His passion for helping misguided students eventually led him to a part time counseling position with ARC in 1975 and various other roles including Dean of Student Development for a decade.
“The memorable moments for me were when I got to watch each student fulfill their dreams and find what truly makes them happy,” he said.
Even though Mar officially retired in 2014, he has still volunteered part time, continuing to benefit student success and academic fulfillment as a counselor.
Mar went on to become an ARC donor and developed three different student scholarships, the Jane Mar Leadership Role Scholarship, the Albert Mar Veterans Scholarship and the Judy Mays/James Mar Psychology Scholarship as his lasting legacy and contribution.
“I’ve helped many women and people of color go through the process of unfolding their cultural and religious impact and help put clarity in their own thoughts and hearts,” Mar said. “That is the main skill of a counselor to me. It’s not just giving advice, but helping them see what’s truly in their heart.”
Mar has advised and consoled students of all statuses, backgrounds and life-stages; students pressured to enter certain career fields where they would not be fulfilling their real passion. His goal as a counselor is to remind students that following their own dreams over a family member’s expectation for them is an important part of finding true happiness.
He has also donated towards plaques under two of his top female student’s names; one a Russian-Ukrainian student whose dream was to go to Berkeley and to an international Moroccan student whose dream was to go to Stanford.
“All of it taught me to teach from experience. I’ve had a very rich life and am very blessed. I loved what I was doing every minute at American River,” Mar added. “As I get older, I feel very fortunate in my life, and wouldn’t change a bit.”

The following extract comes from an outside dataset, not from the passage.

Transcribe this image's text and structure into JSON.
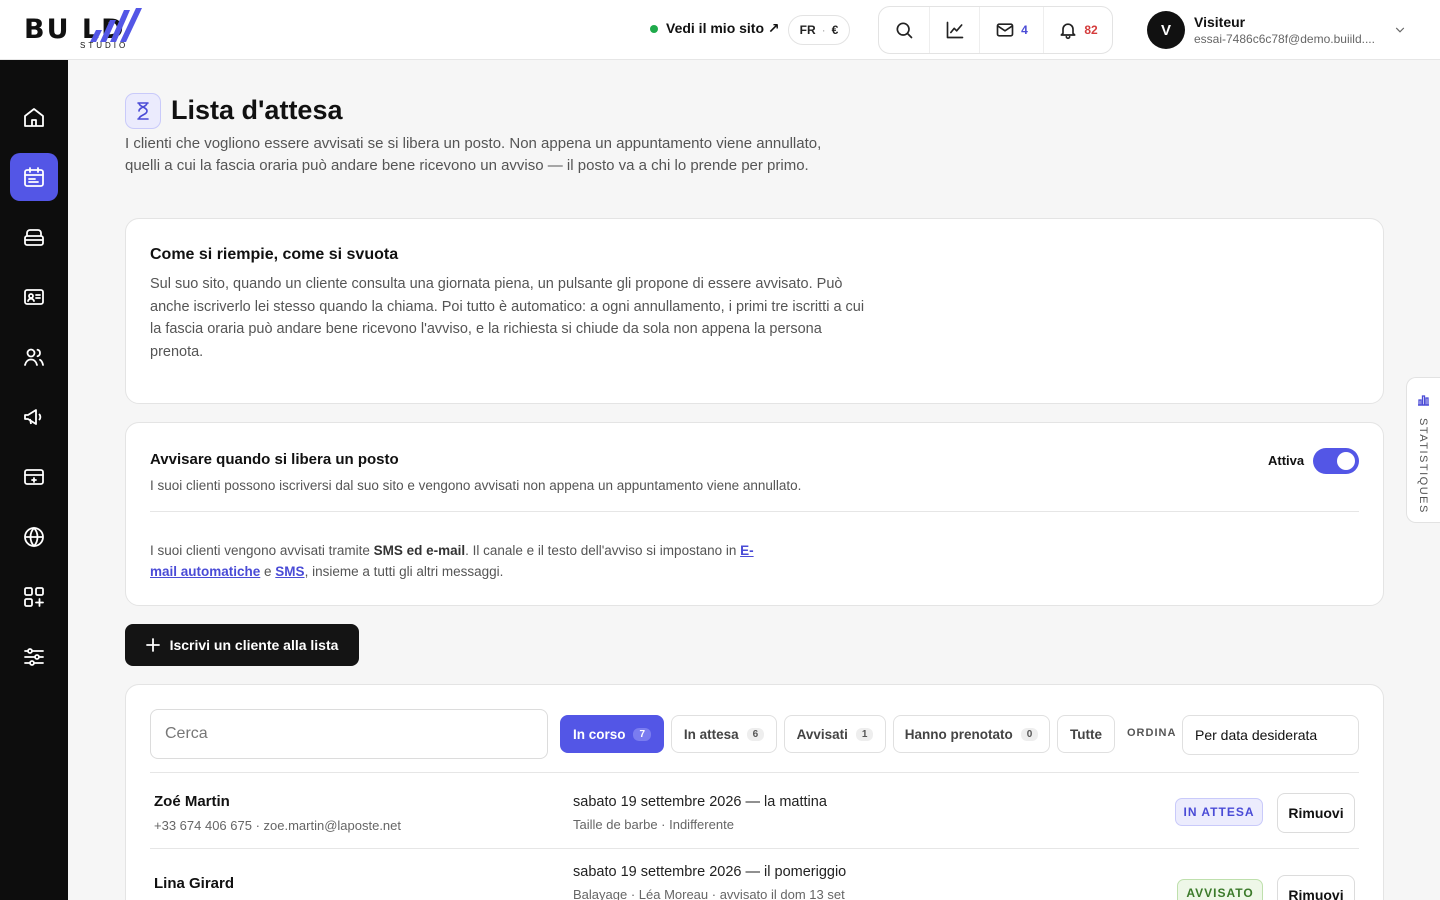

Indigenous Land Use Statement
We acknowledge the land which we occupy at American River College as the traditional home of the Nisenan, Maidu, and Miwok tribal nations. These sovereign people have been the caretakers of this land since time immemorial. Despite centuries of genocide and occupation the Nisenan, Maidu, and Miwok continue as vibrant and resilient tribes and bands, both Federally recognized and unrecognized. We take this opportunity to acknowledge the generations that have gone before as well as the present-day Nisenan, Maidu, and Miwok people.